The post White Oil Insecticide: What Is THIS Homemade Organic Pesticide? appeared first on Plant Care Today.
White oil is an all natural pest-fighting concoction and popular insecticide spray in Australia.
It is a simple recipe used to control a wide range of insect pests made up of:
- One part dish soap
- Two parts vegetable oil or white mineral oil
Organic gardeners have used horticultural oils and for pest control for decades.
Many claim the oil sprays (horticultural) are very effective when used against chewing and sucking insects such as citrus leaf miners, mealybugs, scale insects and the control of aphids.
In this article, we share a simple recipe for making your own white oil insecticide at home, along with an even simpler alternative.
We also provide instructions on how to use the oil effectively. Read on to learn more.
How Do You Make White Oil?
What You Need:
Making the white oil pesticide couldn’t be easier or more economical.
It is a simple combination of vegetable oil and dishwashing detergent.
While some recipes call for specific types of oil such as sunflower seed oil, the fact is you can use any (non-mineral oil type) vegetable oil.
Canola oil is the least expensive and the most widely available, and it works just fine.
Many people who use dish soap to make insecticidal sprays highly recommend Dawn dishwashing liquid.
However, any dishwashing liquid will do.
What You Do
To make your own white oil concentrate, combine dishwashing detergent and cooking oil (non-mineral oil type) at a ratio of 1 to 2.
Adjust the amounts to suit your needs.
- To combine the ingredients, choose a jar or a bottle with a tightly fitting lid.
- Be sure to put a label on it identifying it as a pesticide.
- You don’t want someone to accidentally use the dishwashing liquid and oil combo as a dinner ingredient!
- Place the ingredients in the container, secure the lid and shake vigorously.

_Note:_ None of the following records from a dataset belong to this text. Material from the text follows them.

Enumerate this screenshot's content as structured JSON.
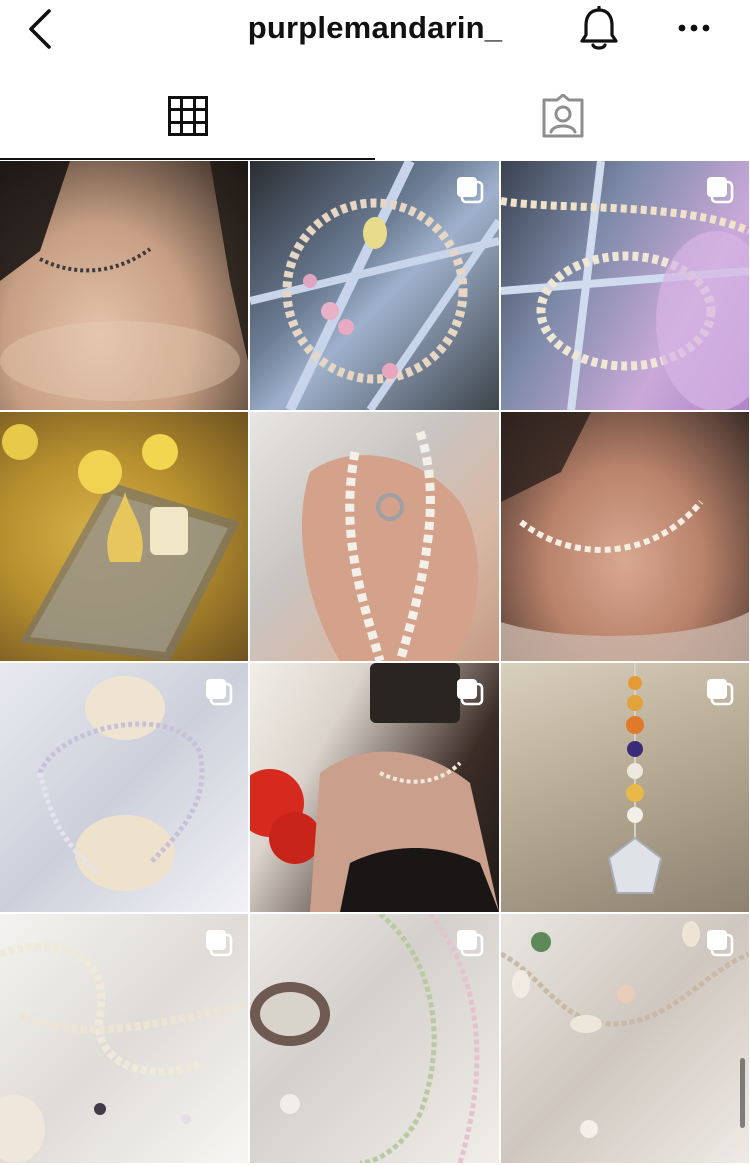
{
  "header": {
    "username": "purplemandarin_",
    "back_icon": "chevron-left-icon",
    "bell_icon": "bell-icon",
    "more_icon": "more-horizontal-icon"
  },
  "tabs": [
    {
      "name": "grid",
      "icon": "grid-icon",
      "active": true
    },
    {
      "name": "tagged",
      "icon": "tagged-person-icon",
      "active": false
    }
  ],
  "posts": [
    {
      "multi": false
    },
    {
      "multi": true
    },
    {
      "multi": true
    },
    {
      "multi": false
    },
    {
      "multi": false
    },
    {
      "multi": false
    },
    {
      "multi": true
    },
    {
      "multi": true
    },
    {
      "multi": true
    },
    {
      "multi": true
    },
    {
      "multi": true
    },
    {
      "multi": true
    }
  ],
  "colors": {
    "text": "#111111",
    "tab_inactive": "#8e8e8e",
    "background": "#ffffff"
  }
}
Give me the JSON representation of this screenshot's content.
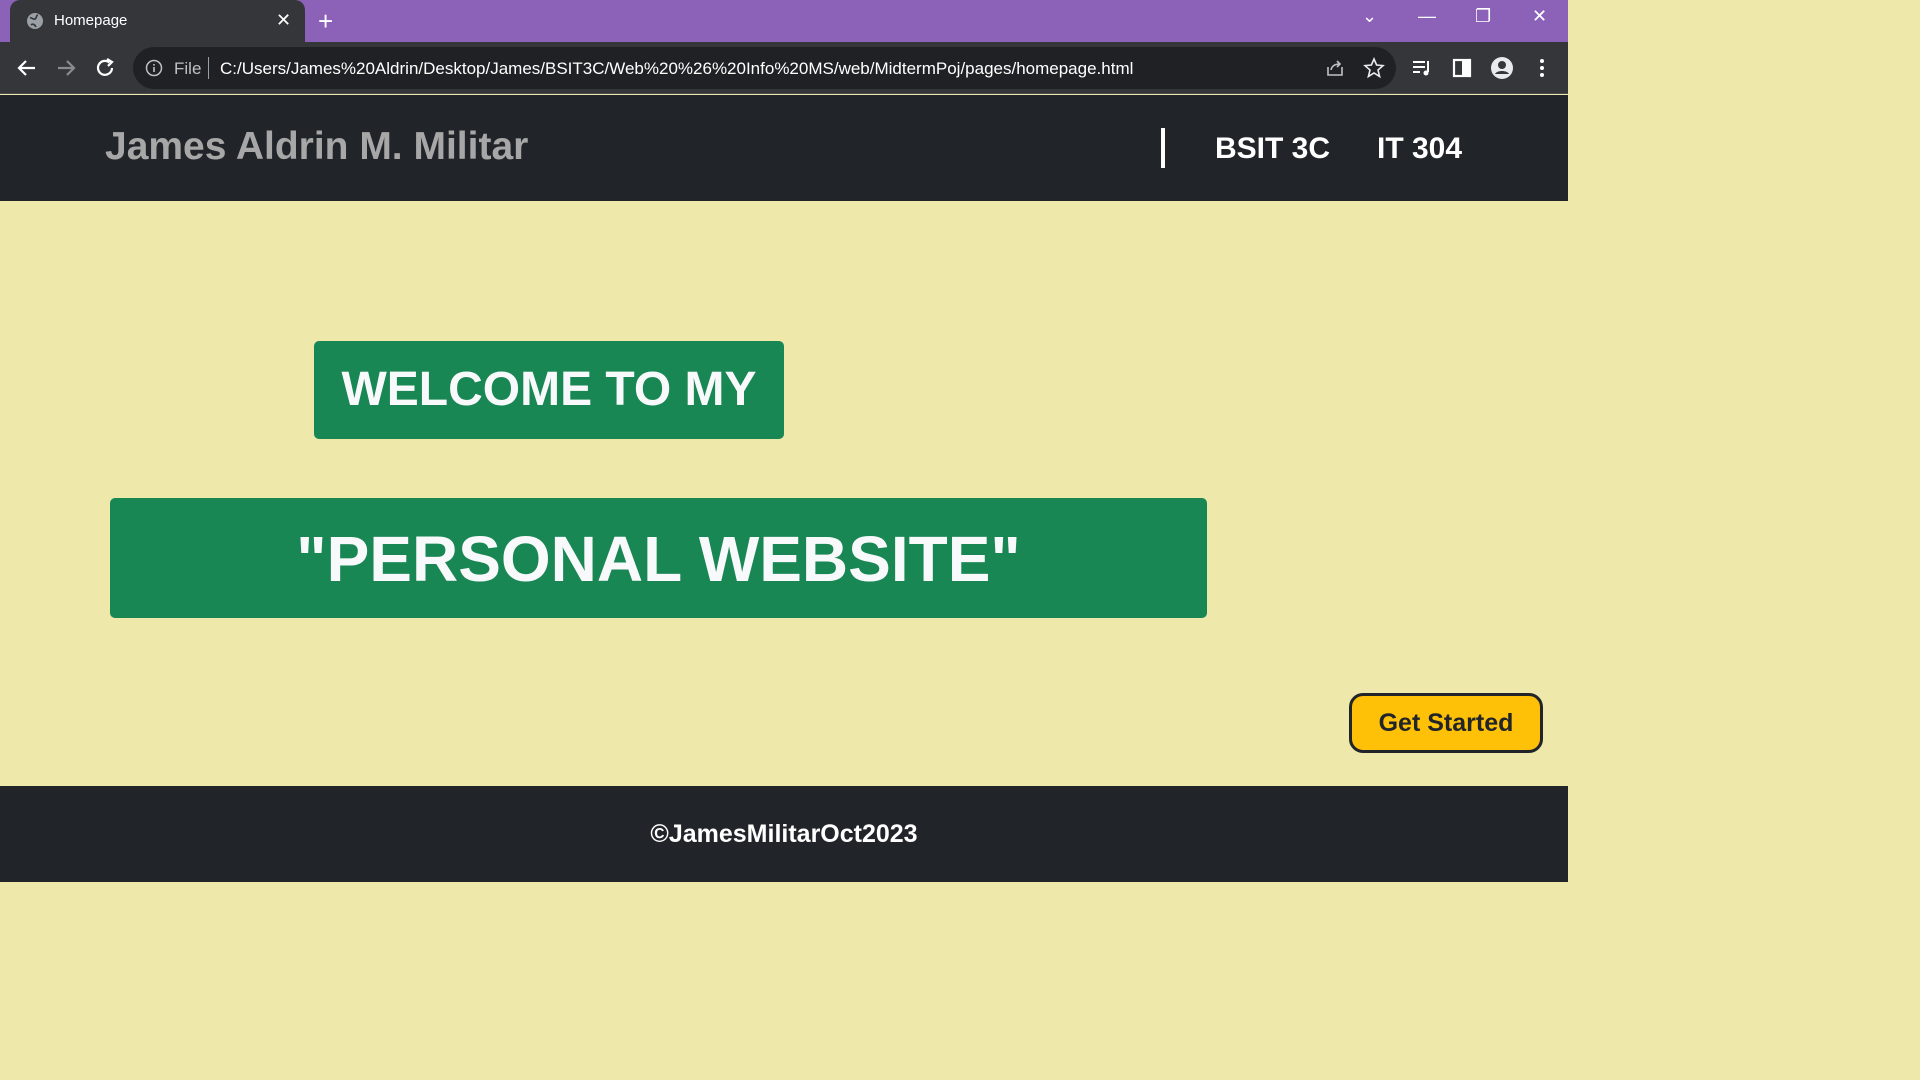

- Before you know it, the oil and dish soap will have combined to become a white, creamy mixture.
This is concentrated white oil insecticide.
Remember this is a highly concentrated soap spray mixture, so 3 cups will last a very long time.
To use the concentrate, you must dilute the mixture and combine a tablespoon of white oil with 2 quarts of water.
Apply this mixture as a spray using either a small, hand pump spray bottle or a garden sprayer.
How Do You Use White Oil?
When you apply the spray, be sure to saturate every surface of the plant.
Make sure to spray the undersides of leaves, the tops of leaves, the stems, the trunk and any cracks and crevices where stems split off from the central plant.
Take care when applying this mixture.
DO NOT apply it during very cold or warm days (below 40° or above 85° degrees Fahrenheit).
Avoid applying it on very sunny days. Application during these times can cause burn marks on plants.
Also, do not apply the spray when it’s windy as this will cause an overspray problem and waste the product.
Like all organic pest control solutions, you’ll need to use this spray a little more often than a chemical poison.
Apply it every day until you have eradicated pests from your plants. Reapply as needed and after heavy rains.
How Does A White Oil Pesticide Work?
It’s really very simple. The spray blocks the breathing pores of insects and the dish soap eats their exoskeleton away.
If you don’t want to use dish soap, you can create an even simpler solution.
Mixing plain canola oil with water will smother pests.
It may take a little bit longer for this simpler solution to work, but it is very effective as demonstrated in this video.
Homemade Pesticidal oil works on aphids, spider mites, stink bugs, whiteflies and powdery mildew & more
What Oils Can Be Used for Pest Control?
Any oil will work to smother pests.
If you are dedicated to organic gardening, you’ll want to use higher quality, organically produced oils.
If you just want a natural pest control solution, use the least expensive vegetable oil on your grocery shelves.
NOTE: Before applying and spraying your plants with ANY TYPE of spray ALWAYS test the spray in a small area on the plant.